Force photo by Staff Sgt. Nick Wilson)
“We provide training for everyone from the squadron commander to
airmen fresh out of technical school,” said Staff Sgt. Michael
Krivitza, 509th Security Forces Squadron Phase I trainer.
“Regardless of rank or experience, everyone in our squadron must be
trained on the duties that are specific to Whiteman because we have
a very unique mission.”
The 509th SFS employs three
noncommissioned officers and two civilians, who ensure training
tasks are accomplished. Since SFS airmen are on post around the
clock, trainers are constantly adjusting their schedules to
accommodate different flights.
“We don't have the hours that most office jobs have because our
mission doesn't take place in a normal work week,” said Tech. Sgt.
Jason Douglass, 509th Security Forces trainer. “Some days we could
be here from sun up to sun down and we also have people working at
night. There is also training that we have to provide during our
off-time, so we work crazy hours all the time.”
A major part
of being in the Air Force is being on call at all times, especially
in the security forces career field, said Krivitza.
been doing this long enough to know that my off-duty time can be
taken at any given moment, so I'm prepared for it,” Krivitza said.
“I'd rather offset my schedule for airmen to learn their job than
have them stay late after working a full 12-hour night shift. I can
change my schedule easier than they can change theirs.”
only will airmen benefit from knowledge imparted to them by the
trainers, but the entire base and country benefit from the service
defenders provide, said Douglass.
“In addition to the
squadron benefiting from the mission readiness we support on every
level, America benefits on the bigger, global picture from our
training, because we're mission-ready and we protect America's
assets,” Douglass said. “As we protect the B-2, America benefits
from that security blanket all of our SF members provide day and
Providing training on security and law enforcement
also means ensuring training material is current, said Krivitza.

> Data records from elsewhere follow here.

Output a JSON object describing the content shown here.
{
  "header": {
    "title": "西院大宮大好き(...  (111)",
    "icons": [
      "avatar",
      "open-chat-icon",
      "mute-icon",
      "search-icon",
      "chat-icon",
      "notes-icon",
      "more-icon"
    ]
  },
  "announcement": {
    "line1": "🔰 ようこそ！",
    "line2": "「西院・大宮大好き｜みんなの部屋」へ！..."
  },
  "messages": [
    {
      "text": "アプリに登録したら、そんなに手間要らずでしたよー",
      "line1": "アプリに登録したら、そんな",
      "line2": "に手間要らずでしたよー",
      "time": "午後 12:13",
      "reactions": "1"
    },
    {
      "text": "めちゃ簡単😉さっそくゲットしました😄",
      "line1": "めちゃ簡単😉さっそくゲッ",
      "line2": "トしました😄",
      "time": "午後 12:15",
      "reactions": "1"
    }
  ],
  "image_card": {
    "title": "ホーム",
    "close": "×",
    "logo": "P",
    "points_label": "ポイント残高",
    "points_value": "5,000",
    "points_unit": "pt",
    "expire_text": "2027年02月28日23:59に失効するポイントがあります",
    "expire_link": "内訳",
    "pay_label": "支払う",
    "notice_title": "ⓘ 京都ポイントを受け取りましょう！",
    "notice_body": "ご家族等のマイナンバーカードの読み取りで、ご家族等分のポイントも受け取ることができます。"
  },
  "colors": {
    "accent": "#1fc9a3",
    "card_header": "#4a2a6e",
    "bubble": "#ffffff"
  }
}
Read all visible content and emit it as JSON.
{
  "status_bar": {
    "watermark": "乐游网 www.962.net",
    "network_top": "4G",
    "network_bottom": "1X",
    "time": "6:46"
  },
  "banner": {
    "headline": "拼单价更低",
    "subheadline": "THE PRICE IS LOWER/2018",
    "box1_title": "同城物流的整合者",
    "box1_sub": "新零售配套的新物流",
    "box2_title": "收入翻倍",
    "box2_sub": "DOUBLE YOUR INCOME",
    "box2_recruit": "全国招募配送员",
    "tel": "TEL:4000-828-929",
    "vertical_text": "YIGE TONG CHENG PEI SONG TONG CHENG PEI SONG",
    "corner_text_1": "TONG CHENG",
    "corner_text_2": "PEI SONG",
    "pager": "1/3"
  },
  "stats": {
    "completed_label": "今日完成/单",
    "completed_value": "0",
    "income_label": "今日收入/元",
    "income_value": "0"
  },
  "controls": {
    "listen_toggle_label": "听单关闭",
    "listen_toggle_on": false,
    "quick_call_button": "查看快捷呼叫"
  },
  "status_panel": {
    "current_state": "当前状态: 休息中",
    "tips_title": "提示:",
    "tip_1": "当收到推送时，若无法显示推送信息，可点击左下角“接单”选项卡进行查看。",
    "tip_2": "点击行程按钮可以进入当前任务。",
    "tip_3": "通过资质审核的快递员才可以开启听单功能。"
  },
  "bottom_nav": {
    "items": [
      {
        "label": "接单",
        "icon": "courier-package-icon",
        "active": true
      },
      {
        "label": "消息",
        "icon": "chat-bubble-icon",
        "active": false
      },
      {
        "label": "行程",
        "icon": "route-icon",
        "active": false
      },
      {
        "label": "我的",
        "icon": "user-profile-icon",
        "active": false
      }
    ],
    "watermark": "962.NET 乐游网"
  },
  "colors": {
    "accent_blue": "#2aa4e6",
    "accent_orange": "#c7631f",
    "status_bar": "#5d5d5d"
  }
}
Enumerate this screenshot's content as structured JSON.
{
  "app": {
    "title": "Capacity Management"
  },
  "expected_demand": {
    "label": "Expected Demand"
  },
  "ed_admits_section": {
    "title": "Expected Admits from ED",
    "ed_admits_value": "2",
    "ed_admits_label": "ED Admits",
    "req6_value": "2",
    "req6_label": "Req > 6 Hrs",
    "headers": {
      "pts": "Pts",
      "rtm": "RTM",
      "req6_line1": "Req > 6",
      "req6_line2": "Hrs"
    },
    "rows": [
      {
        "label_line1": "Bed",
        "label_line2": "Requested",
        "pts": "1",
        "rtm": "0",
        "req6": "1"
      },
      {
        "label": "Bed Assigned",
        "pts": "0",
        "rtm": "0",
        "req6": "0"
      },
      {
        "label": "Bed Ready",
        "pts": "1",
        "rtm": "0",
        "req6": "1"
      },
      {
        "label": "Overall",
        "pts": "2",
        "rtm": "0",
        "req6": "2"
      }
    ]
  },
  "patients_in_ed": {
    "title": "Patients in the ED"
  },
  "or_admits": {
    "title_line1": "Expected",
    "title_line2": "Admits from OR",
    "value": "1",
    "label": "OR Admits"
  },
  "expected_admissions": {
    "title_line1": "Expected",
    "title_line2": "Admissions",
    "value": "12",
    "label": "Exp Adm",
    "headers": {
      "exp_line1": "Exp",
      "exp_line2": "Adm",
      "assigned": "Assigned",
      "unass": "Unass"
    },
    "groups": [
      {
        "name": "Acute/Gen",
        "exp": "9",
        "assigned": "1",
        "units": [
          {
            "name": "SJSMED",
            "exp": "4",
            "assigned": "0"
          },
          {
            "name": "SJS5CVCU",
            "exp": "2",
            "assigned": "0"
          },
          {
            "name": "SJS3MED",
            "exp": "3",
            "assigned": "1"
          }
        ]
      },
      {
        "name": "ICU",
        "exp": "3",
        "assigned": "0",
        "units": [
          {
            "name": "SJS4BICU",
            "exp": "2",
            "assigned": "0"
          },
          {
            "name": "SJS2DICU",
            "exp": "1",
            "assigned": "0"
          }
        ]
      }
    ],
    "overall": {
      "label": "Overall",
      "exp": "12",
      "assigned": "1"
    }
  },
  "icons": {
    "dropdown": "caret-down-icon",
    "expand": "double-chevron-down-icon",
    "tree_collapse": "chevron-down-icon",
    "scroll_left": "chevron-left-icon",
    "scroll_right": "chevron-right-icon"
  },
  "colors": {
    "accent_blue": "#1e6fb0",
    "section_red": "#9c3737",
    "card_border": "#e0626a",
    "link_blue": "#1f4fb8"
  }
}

“We want to give them the latest and greatest training we can as
it comes down from Air Force Global Strike Command,” Krivitza said.
“Providing troops with the most recent information allows them to be
more prepared. For example, the use of force regulation just
changed. So we give that information to all of our airmen and make
sure they understand the changes that were made.”
and Krivitza train airmen on entry breaching techniques, law
enforcement training, active shooter exercises, convoy operations
and major accident response exercises, just to name a few.
“Anything we do in our career field is involved in a training task,”
Douglass said. “All pieces of the security forces puzzle, including
weapons, tactics, vehicle maneuvers, traffic stops, hand cuffing,
searching, building sweeps and protecting resources, have tasks
associated. There are certain tasks and critical certifications that
all of our people must have. We develop, track and implement those
into our daily training plan so they can protect the resources and
people on base.”
The large number of tasks and certifications
can be difficult and overwhelming for most airmen who are new to the
security forces career field, said Krivitza.
“A lot of
airmen come into the military right out of high school and are
working 14-hour shifts, 16-hour shifts and sometimes even longer
shifts,” Krivitza said. “Getting them in the mindset that they're
always on call and keeping them mentally prepared for what they are
going to encounter is a big part of our job.”
When it comes
to security, defenders need to be prepared to handle any real-world
situation they may face, Kravitza said.
“Having the training
not only refreshes the minds of SFS members, but it helps build the
muscle memory they need to complete the steps of each task,”
Kravitza said. “If a real emergency takes place, they can refer back
to their training.”
More photos available below
By USAF Staff Sgt. Nicholas Wilson
Comment on this article